Gen. Nicholson's task in Afghanistan

The most interesting revelation during the confirmation hearings of Army Lt. Gen. John Nicholson, who was nominated as the next commander of U.S. forces in Afghanistan, was the revelation by Sen. Mark KirkMark Steven KirkWhy Republicans are afraid to call a key witness in the impeachment inquiry Ex-Rep. Duffy to join lobbying firm BGR Bottom Line MORE (R-Ill.) that Nicholson's great-great-uncle was British Lt. Gen. John Nicholson, who had participated in the First Anglo-Afghan War (1839 to 1842) and been held captive in Ghazni.


It was also interesting that Kirk himself had served as a reservist under Nicholson in Afghanistan. It is a sign of how familiar Afghanistan has become to America's leadership. With the extension of our troop presence past 2016, it will continue being familiar to Americans for several years longer.

A number of senators encouraged Nicholson to provide the Senate, following his initial 90-day assessment, with his objective and nonpolitical assessment of how many troops are needed to achieve our objectives in Afghanistan, which Nicholson said were to "defeat al Qaeda and its affiliates, contribute to regional and international peace and stability, and enhance the ability of Afghanistan to deter threats against its sovereignty, security and territorial integrity."

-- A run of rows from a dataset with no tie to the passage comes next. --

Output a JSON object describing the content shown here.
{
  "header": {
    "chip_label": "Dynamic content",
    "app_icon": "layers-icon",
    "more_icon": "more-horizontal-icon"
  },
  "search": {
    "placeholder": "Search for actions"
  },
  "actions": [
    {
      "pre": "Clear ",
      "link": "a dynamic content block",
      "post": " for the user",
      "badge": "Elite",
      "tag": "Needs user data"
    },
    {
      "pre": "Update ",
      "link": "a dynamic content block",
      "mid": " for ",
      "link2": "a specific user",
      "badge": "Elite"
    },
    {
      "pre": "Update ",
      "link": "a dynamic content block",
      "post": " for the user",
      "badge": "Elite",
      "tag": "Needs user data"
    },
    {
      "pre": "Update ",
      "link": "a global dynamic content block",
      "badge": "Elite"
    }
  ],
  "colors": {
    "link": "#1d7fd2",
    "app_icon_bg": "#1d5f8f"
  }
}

For the first time in several years, the U.S. presence in Afghanistan is now being articulated in terms of years of engagement, rather than a countdown to withdrawal. There was a sense of relief that the lifting of President Obama's self-imposed withdrawal deadline had created breathing room for U.S. strategists, greater confidence for Afghan political actors (for whom the withdrawal of U.S. support was a political death sentence) and an opportunity to refocus on a conditions-based withdrawal rather than meeting a timeline that ignored — and arguably contributed to — depressing realities on the ground.

Nobody wants to stay in Afghanistan forever, but it is counterproductive to leave under current circumstances. The Taliban remain on the offensive, while a number of non-Taliban extremist groups, including a branch of the Islamic State in Iraq and Syria (ISIS), have been flushed into Afghanistan in the past two years.

Long before he became president of Afghanistan, Ashraf Ghani rebutted the complaint that his country had become the site of America's longest war with the observation that this was not a 10-year war, but 10 one-year wars. That short-term perspective has led to a long-term presence that has underachieved against our stated objectives.

The current commander of U.S. and NATO forces in Afghanistan, Army Gen. John Campbell, faced a more skeptical line of questioning following his briefing on Feb. 2 to the House Armed Services Committee. Members legitimately asked how the U.S. would be able to achieve its objectives now, with 10,000 troops, compared to the surge, when the U.S. had around 100,000 troops. This is a compelling question, especially given the noticeable deterioration of security, the fragmentation of extremist groups, and the fragile and still-corrupt Afghan government.

If there is an answer, it is that troop numbers have never been the correct metric to assess our "commitment" to achieving our objectives. No matter how many troops we've had in Afghanistan, they have always been on their way out — either through a "transition" to Afghan leadership, as in the surge period between 2009 and 2014, or working toward a full withdrawal, as was the case between May 2014 and last November, when the Obama administration changed its policy to extend the U.S. presence indefinitely.

The paradox that needs to be explained to the American people and even to Congress is that the less we explicitly state deadlines, the sooner we will be able to leave Afghanistan. Among the arguments for remaining in the country is that our backing of the current government makes it more likely that the Taliban will accept a negotiated political solution, rather than wait us out, as they have been doing.

The critics of this policy of seemingly infinite extension are correct to be skeptical. They are hearing the same arguments to justify expansion as before, arguments that seem, in retrospect, to have been empty: the need to give the government more time, the fighting ability of the Afghan security forces, the vital importance of Afghanistan to America's national security. The issue is not that the policy is without flaws, but that — in part because of earlier failures — there are no real alternatives. Without our support, the Afghan government will collapse. With that collapse, the numerous extremist groups will have a ready-made safe haven as they did before 9/11. The civilian population will face a humanitarian and human rights catastrophe that can barely be imagined.

Nicholson's task is unenviable. The first test will be the extent to which his 90-day review recognizes the severe complexities of the situation and prioritizes his objectives. He may need to commune with the ghost of his famed ancestor, who is apparently still remembered and respected by Afghans. A casual reading of that war will reveal that the withdrawal of British forces then did not go well.

Smith is the director of the United States Institute of Peace's Afghanistan and Central Asia program.